Among the 103,000 job additions in March, the surprising manufacturing sector grew by 22,000 month-to-month, with most of the increase from the durable goods sector. The robust health care sector also added 22,000 jobs in March, consistent with the average monthly gains over the previous 12 month-period.
Employment in other mining, which includes the oil and gas sector, increased by 9,000 at the end of the first quarter. Mining employment has risen by 78,000 since a recent low in October 2016. Employment in professional and business services also continued to trend up in March with 33,000 jobs. This category, which includes high-paying startup jobs, has risen by 502,000 over the year.
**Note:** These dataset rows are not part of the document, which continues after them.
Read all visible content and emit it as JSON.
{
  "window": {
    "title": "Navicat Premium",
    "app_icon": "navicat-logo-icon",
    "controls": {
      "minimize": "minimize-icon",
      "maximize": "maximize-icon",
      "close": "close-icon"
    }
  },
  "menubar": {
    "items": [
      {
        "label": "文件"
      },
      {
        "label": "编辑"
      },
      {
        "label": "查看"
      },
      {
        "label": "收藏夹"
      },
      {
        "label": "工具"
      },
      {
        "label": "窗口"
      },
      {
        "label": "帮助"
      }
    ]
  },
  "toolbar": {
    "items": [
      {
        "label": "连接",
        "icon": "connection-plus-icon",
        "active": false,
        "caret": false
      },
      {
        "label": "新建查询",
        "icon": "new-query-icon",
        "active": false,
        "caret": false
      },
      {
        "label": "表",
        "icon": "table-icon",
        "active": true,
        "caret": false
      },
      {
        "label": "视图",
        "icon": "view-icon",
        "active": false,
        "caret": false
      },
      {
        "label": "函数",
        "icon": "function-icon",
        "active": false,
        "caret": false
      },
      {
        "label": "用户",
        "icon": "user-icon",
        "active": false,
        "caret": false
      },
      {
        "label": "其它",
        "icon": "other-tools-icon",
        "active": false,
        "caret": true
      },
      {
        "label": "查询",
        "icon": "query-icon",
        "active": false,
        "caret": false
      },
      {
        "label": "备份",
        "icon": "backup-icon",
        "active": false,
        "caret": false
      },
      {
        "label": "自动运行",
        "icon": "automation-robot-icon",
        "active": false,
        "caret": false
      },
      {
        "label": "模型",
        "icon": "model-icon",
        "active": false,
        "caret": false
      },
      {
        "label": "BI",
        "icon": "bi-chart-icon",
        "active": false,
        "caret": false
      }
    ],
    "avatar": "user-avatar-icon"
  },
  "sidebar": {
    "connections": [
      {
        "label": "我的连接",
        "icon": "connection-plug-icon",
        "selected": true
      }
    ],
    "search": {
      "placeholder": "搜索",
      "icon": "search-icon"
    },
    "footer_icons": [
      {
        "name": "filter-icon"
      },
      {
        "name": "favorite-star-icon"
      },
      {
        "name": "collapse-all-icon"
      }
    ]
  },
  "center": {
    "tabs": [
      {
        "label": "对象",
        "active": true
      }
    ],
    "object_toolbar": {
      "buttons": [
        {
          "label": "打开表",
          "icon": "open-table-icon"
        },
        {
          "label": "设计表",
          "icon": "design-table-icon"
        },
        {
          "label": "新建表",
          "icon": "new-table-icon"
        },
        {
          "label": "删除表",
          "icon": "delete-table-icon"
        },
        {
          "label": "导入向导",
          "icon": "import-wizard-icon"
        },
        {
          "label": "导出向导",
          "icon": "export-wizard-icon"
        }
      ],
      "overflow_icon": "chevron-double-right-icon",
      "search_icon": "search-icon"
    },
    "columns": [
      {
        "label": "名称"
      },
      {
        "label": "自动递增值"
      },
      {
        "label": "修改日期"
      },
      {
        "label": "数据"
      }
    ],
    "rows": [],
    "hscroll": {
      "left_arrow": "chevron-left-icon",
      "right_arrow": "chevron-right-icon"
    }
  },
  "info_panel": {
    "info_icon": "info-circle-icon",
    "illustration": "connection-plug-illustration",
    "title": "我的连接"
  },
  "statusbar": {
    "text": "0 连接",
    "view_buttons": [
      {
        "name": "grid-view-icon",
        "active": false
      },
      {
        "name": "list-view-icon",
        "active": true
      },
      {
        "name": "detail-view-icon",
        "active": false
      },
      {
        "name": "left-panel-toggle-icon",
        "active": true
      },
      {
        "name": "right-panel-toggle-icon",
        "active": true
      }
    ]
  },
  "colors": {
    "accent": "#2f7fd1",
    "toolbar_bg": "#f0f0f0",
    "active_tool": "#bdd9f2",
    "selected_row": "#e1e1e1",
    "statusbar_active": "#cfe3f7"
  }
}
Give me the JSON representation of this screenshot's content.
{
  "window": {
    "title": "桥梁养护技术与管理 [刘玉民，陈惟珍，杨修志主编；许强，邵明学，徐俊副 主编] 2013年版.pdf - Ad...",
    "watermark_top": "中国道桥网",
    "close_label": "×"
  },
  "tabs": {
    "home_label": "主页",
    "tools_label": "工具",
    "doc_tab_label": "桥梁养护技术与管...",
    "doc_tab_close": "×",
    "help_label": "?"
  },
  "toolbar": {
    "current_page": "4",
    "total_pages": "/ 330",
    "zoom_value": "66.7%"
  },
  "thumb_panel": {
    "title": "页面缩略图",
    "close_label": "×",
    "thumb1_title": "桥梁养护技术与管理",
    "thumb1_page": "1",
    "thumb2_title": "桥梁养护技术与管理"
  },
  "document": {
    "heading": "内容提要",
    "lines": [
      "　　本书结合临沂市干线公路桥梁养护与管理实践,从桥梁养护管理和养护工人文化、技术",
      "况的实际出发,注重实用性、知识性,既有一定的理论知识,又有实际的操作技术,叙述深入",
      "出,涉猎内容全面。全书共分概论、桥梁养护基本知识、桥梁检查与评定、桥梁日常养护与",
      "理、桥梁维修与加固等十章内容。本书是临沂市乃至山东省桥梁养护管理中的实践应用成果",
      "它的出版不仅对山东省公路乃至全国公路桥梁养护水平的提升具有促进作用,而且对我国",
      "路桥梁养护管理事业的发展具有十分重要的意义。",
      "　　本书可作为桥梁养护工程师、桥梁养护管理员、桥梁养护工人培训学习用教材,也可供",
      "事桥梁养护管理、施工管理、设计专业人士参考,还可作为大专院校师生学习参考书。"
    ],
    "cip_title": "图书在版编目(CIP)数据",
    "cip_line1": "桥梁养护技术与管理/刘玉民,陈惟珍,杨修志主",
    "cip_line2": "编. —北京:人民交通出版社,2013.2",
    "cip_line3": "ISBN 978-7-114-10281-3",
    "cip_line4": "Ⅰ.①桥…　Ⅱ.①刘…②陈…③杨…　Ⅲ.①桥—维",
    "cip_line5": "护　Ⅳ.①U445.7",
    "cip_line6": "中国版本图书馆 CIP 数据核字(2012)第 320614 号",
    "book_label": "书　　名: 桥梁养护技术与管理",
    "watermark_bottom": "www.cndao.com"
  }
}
The retail trade employment lost ground in March by 4,000 after increasing by 47,000 in February. In March, employment declined by 13,000 in general merchandise stores, offsetting a gain of the same size in February. Over the year, employment in retail trade has shown little net change.
Employment in construction also fell by 15,000 month-to-month, following a large gain in February of 65,000 new positions. Employment changed little over the month in other major industries, including the wholesale trade, transportation and warehousing, information, financial activities, leisure and hospitality and government.
The average workweek for all employees on private nonfarm payrolls was unchanged at 34.5 hours in March. In manufacturing, the workweek edged down by 0.1 hour to 40.9 hours; overtime edged down by 0.1 hour to 3.6 hours.
Average hourly earnings for all employees on private nonfarm payrolls rose by 8 cents to $26.82. Over the year, average hourly earnings have increased by 71 cents, or 2.7%. Average hourly earnings for private-sector production and nonsupervisory employees increased by 4 cents to $22.42 in March.
The change in total nonfarm payroll employment for November was revised downward from 252,000 to 216,000, and the change for December was revised up from 148,000 to 160,000. Those revisions in November and December combined were 24,000 less than previously reported.